The Fermentation Lab by artist/curator duo KVM— Ju Hyun Lee & Ludovic Burel—reverses the hierarchical relationship between human and nonhuman. During the fermentation process, the nonhuman somehow dictates the human activities. One cannot force the process of transformation or even plan the consumption of the different fermentations. There will be spontaneous tastings organized throughout the exhibition as it is not us who decide the rhythm of organic processes like germination and fermentation of méju, but we depend on external environmental factors such as air temperature, humidity, and sunlight. One can only help and encourage the incubation by keeping an environment warm (30-35 degrees for the optimal fermentation), but in the end, the organic materials (barley, soybean, wheat) need to be carefully observed and tasted throughout the course of their co-evolution with bacteria. It was precisely such dedication and reconsideration of organic time that got composer John Cage so fascinated with mushrooms—the need to look in different ways to spot them, in order to pick them. Mushrooms invite us to consider new ways of seeing and living.
It is telling that we use the word ‘culture’ to describe the community of bacteria that transform milk into yoghurt. Transformation of a community through culture has a strong parallel with ‘our’ world, with both culture and community being at the heart of humankind. Growth and transformation is taking place on multiple levels at the exhibition: Raewyn Martyn is using the gallery to produce a drying puddle of edible methylcellulose made using seawater. Methylcellulose is a plant-derived polymer that connects to land-based and organic material histories—geographically specific and tied to particular ecologies that have moved through industrialized use and extractive deforestation. Cellulose was one of the earliest forms of plastic, an invention tied to industrial and economic histories of agricultural and horticultural production, and capitalization of waste through innovation of by-products. In the current context of peak oil, plant-based polymers are of renewed interest and subject to intense development and renewed capitalization. Depending on humidity and weather conditions, the cellulose will change over time. The phytoplankton in the cellulose (components of the plankton community that live in seawater) is self-feeding (‘autotrophic’). Not only are most parts of the exhibition subsequently edible and biodegradable including the Recipe Posters by Eun Lee printed with natural dyes, but several elements are autotrophic. This exemplifies how the exhibition itself functions as an ecosystem; next to its edibility, it is continually growing and decaying.
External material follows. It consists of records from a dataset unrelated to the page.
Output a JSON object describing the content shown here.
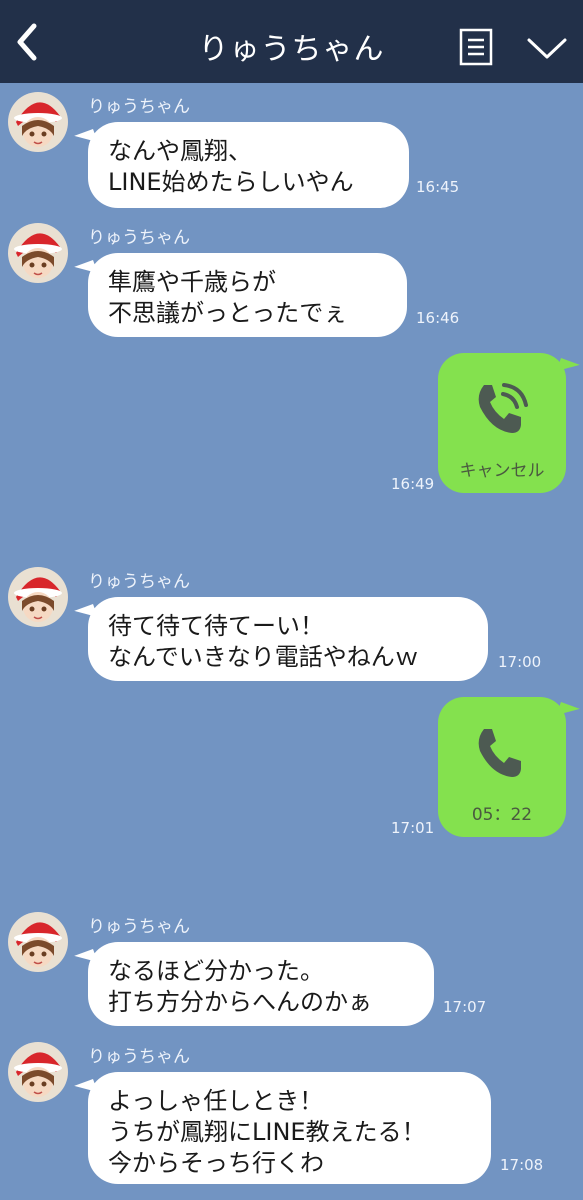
{
  "header": {
    "title": "りゅうちゃん",
    "back_icon": "chevron-left-icon",
    "notes_icon": "notes-icon",
    "menu_icon": "chevron-down-icon"
  },
  "colors": {
    "header_bg": "#223049",
    "chat_bg": "#7294c2",
    "incoming_bubble": "#ffffff",
    "outgoing_bubble": "#84e14e"
  },
  "messages": [
    {
      "sender": "りゅうちゃん",
      "text": "なんや鳳翔、\nLINE始めたらしいやん",
      "time": "16:45"
    },
    {
      "sender": "りゅうちゃん",
      "text": "隼鷹や千歳らが\n不思議がっとったでぇ",
      "time": "16:46"
    },
    {
      "call": true,
      "icon": "outgoing-call-icon",
      "label": "キャンセル",
      "time": "16:49"
    },
    {
      "sender": "りゅうちゃん",
      "text": "待て待て待てーい！\nなんでいきなり電話やねんｗ",
      "time": "17:00"
    },
    {
      "call": true,
      "icon": "phone-icon",
      "label": "05：22",
      "time": "17:01"
    },
    {
      "sender": "りゅうちゃん",
      "text": "なるほど分かった。\n打ち方分からへんのかぁ",
      "time": "17:07"
    },
    {
      "sender": "りゅうちゃん",
      "text": "よっしゃ任しとき！\nうちが鳳翔にLINE教えたる！\n今からそっち行くわ",
      "time": "17:08"
    }
  ]
}
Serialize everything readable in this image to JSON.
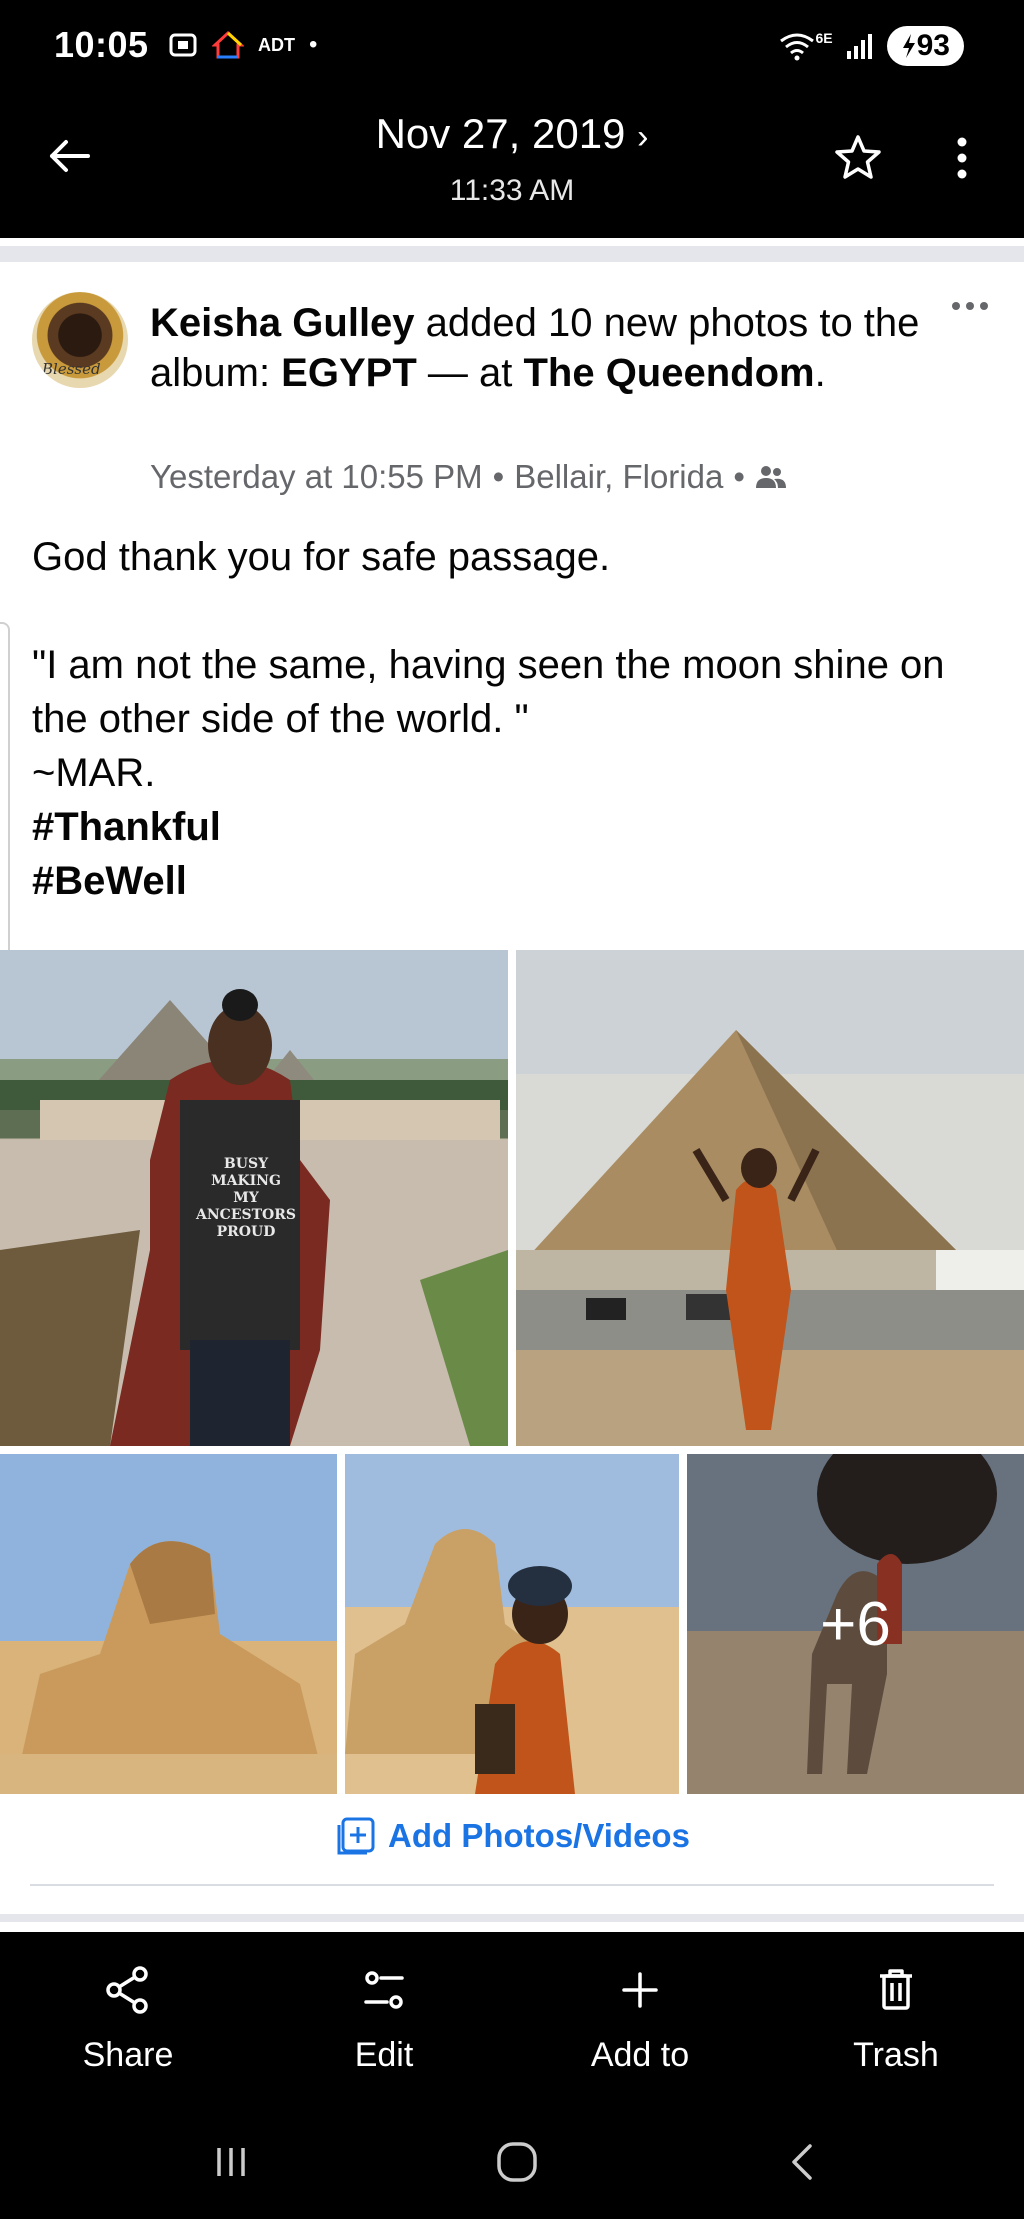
{
  "status_bar": {
    "time": "10:05",
    "adt_label": "ADT",
    "network": "6E",
    "battery": "93"
  },
  "header": {
    "date": "Nov 27, 2019",
    "time": "11:33 AM"
  },
  "post": {
    "author": "Keisha Gulley",
    "action_text": " added 10 new photos to the album: ",
    "album": "EGYPT",
    "at_text": " — at ",
    "place": "The Queendom",
    "period": ".",
    "avatar_caption": "Blessed",
    "meta_time": "Yesterday at 10:55 PM",
    "meta_location": "Bellair, Florida",
    "meta_separator": "•",
    "body_lines": [
      "God thank you for safe passage.",
      "",
      "\"I am not the same, having seen the moon shine on the other side of the world. \"",
      "~MAR."
    ],
    "hashtags": [
      "#Thankful",
      "#BeWell"
    ],
    "photo_more_count": "+6",
    "add_photos_label": "Add Photos/Videos",
    "shirt_text": "BUSY MAKING MY ANCESTORS PROUD"
  },
  "actions": [
    {
      "label": "Share",
      "icon": "share-icon"
    },
    {
      "label": "Edit",
      "icon": "edit-icon"
    },
    {
      "label": "Add to",
      "icon": "plus-icon"
    },
    {
      "label": "Trash",
      "icon": "trash-icon"
    }
  ],
  "colors": {
    "link_blue": "#1b74e4",
    "meta_gray": "#65676b",
    "text": "#050505"
  }
}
Structured like a mycelium with different threads and side-tracks, it features related events that accompany the exhibition, and artworks that are interconnected and made in collaboration and dialogue with one another.
The exhibition runs 17 June-11 August, 2017 at the Van Eyck Academie in The Netherlands.
(All photos from Werner Mantz Lab @ Van Eyck.)